Data records for software interfaces:

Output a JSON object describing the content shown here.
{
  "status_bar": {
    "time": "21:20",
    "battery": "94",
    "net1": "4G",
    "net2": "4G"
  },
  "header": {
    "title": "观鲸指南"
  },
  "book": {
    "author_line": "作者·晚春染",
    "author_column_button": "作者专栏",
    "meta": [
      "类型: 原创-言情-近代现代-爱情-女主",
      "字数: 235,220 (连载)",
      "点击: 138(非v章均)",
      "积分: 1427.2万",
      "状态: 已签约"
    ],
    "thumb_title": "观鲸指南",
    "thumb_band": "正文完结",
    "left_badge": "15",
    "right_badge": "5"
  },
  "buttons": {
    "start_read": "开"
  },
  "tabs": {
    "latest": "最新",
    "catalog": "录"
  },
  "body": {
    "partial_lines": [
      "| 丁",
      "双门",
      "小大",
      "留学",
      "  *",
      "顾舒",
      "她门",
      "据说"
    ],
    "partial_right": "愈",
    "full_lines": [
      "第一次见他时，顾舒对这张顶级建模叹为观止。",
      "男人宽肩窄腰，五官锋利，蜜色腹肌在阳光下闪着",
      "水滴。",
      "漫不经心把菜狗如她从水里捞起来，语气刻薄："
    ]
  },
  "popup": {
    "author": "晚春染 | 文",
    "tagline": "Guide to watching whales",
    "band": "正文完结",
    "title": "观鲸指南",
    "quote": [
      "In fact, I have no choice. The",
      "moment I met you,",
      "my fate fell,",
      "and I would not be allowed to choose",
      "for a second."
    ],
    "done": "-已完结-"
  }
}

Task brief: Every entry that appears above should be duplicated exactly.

Worked solution:
Output a JSON object describing the content shown here.
{
  "status_bar": {
    "time": "21:20",
    "battery": "94",
    "net1": "4G",
    "net2": "4G"
  },
  "header": {
    "title": "观鲸指南"
  },
  "book": {
    "author_line": "作者·晚春染",
    "author_column_button": "作者专栏",
    "meta": [
      "类型: 原创-言情-近代现代-爱情-女主",
      "字数: 235,220 (连载)",
      "点击: 138(非v章均)",
      "积分: 1427.2万",
      "状态: 已签约"
    ],
    "thumb_title": "观鲸指南",
    "thumb_band": "正文完结",
    "left_badge": "15",
    "right_badge": "5"
  },
  "buttons": {
    "start_read": "开"
  },
  "tabs": {
    "latest": "最新",
    "catalog": "录"
  },
  "body": {
    "partial_lines": [
      "| 丁",
      "双门",
      "小大",
      "留学",
      "  *",
      "顾舒",
      "她门",
      "据说"
    ],
    "partial_right": "愈",
    "full_lines": [
      "第一次见他时，顾舒对这张顶级建模叹为观止。",
      "男人宽肩窄腰，五官锋利，蜜色腹肌在阳光下闪着",
      "水滴。",
      "漫不经心把菜狗如她从水里捞起来，语气刻薄："
    ]
  },
  "popup": {
    "author": "晚春染 | 文",
    "tagline": "Guide to watching whales",
    "band": "正文完结",
    "title": "观鲸指南",
    "quote": [
      "In fact, I have no choice. The",
      "moment I met you,",
      "my fate fell,",
      "and I would not be allowed to choose",
      "for a second."
    ],
    "done": "-已完结-"
  }
}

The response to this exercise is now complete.